According to the agency history compiled by current Board Director Barry W. Johnson, the need for drug and alcohol abuse prevention and education began on October 18, 1966, when the Board of Chosen Freeholders convened on the pressing issue. The result was an “Interim Drug Committee,” as explained by Mr. Johnson in his report. The Committee’s function at the time was to advise the Freeholders on the “promotion, development, establishment, coordination, and conduct of the unified programs for the prevention, diagnosis, treatment, rehabilitation, and control of drug addiction.” On September 1, 1970, a new permanent committee replaced the old “Interim Drug Committee” mandated by the Freeholders. This new committee consisted of county residents and was charged with further facilitation of drug abuse prevention, rehabilitation, education and consisted of county residents. In 1977 the Narcotics Council was once again reconfigured into the Monmouth County Board of Drug Abuse Services, a sister organization to the later-formed Citizens Advisory Committee for Alcoholism Services formed in 1984. Finally, in 1988, the Board of Chosen Freeholders merged the Board of Drug Abuse Services and the Citizens Advisory Committee into one unified agency: the Monmouth County Board of Alcohol and Drug Abuse Services.
The responsibilities BADAS holds are primarily advisory and administrative. Such responsibilities include:
- Development of the annual County Comprehensive Alcoholism and Drug Abuse Services Plan.
- Operation of the county Intoxicated Driver Resource Center
- Coordination of the Alliance to Prevent Alcoholism and Drug Abuse.
- Allocation of state and county funds for alcoholism and drug abuse prevention and treatment services.
The Monmouth County Board of Alcohol and Drug Abuse Services collection currently consists of three sections. The first section is the original minutes spanning from 1970-2005. Files 13 and 15 are bound in green rigid-backed booklets and are the only two of this style in this section of the collection. These are the originally compiled minutes as issued by BADAS, Drug and Alcohol Boards, and the early Narcotics Council of the 1970’s.

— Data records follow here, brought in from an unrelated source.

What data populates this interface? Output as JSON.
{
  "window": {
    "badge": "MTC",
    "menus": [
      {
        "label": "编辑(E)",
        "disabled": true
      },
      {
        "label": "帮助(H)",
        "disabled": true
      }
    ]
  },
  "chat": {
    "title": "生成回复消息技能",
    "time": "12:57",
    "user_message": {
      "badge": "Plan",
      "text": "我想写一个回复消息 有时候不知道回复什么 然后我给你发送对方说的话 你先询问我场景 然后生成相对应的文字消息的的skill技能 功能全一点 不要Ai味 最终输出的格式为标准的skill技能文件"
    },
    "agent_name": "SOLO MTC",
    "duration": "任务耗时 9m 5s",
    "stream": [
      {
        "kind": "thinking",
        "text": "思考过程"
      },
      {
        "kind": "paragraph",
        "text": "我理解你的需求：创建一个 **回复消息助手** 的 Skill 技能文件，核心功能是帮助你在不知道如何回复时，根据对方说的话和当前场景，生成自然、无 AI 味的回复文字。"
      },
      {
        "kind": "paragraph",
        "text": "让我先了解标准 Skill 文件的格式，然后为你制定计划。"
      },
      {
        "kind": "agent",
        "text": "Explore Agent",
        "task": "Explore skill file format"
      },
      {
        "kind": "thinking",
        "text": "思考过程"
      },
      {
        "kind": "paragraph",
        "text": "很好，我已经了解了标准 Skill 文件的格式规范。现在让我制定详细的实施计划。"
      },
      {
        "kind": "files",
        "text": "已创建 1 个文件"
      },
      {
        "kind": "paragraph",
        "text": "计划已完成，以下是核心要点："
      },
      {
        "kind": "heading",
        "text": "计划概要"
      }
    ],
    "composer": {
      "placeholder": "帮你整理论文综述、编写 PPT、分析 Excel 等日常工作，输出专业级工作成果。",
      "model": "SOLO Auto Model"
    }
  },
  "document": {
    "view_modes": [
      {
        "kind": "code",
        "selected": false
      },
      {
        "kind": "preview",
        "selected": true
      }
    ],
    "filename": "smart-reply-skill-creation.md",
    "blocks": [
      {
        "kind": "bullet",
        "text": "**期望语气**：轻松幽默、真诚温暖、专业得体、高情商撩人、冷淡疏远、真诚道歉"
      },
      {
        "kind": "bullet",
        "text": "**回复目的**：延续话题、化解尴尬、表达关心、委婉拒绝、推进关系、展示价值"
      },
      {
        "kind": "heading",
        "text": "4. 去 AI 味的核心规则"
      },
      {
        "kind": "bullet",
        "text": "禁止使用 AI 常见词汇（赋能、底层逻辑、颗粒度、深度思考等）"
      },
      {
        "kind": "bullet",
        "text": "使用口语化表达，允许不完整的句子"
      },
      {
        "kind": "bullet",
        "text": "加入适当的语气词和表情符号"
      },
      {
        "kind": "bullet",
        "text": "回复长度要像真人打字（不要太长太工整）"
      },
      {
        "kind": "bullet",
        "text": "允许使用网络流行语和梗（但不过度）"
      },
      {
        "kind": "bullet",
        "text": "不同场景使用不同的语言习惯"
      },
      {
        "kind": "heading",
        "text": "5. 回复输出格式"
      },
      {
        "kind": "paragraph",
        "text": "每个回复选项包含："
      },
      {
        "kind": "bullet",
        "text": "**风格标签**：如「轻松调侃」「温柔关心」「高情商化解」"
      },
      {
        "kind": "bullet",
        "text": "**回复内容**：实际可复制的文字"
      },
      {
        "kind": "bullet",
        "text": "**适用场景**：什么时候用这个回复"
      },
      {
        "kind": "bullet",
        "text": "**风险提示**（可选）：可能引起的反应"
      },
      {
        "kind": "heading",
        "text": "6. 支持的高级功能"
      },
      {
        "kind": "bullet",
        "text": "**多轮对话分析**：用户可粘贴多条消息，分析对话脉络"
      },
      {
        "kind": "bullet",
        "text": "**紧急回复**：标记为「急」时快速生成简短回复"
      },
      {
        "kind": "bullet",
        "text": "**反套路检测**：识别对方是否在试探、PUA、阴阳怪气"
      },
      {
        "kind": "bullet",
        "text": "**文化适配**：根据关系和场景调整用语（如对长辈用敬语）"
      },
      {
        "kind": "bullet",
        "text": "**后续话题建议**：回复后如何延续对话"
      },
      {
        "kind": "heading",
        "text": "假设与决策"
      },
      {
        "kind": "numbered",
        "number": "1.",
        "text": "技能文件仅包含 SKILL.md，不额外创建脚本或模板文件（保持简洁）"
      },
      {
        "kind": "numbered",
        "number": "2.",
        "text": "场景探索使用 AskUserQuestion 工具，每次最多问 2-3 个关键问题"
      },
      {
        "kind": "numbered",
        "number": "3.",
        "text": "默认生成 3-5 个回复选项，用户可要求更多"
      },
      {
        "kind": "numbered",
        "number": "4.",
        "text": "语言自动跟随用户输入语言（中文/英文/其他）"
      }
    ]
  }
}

The second section contains the comprehensive and alliance plans and their associated addendums. Some of the plans are bound in colorful soft-cover booklets compiled by the Drug Agency of Monmouth County between 1987 and 2005. (Note: no plans were found for 1989 or 1990. 1995 comprehensive plans were not found).
The final section contains the duplicate copies of the original minutes. All files are contained within acid-free folders with the collection itself kept in three acid-free boxes. The files are arranged in assigned numerical order with a range of 1-89. Folders marked with the designation of “(D)” in black marker are the duplicate copies of the original minutes as stated before. Each file has been carefully preserved in its original state as obtained by the Board of Alcohol and Drug Abuse Services. The collection is in a pristine and perfectly legible order with no visible damage sustained to any of the files.
There are no restrictions to access these records, which can be used in the Archives Reading Room.
[BADAS History/Drugs and Alcohol] Revised January 2012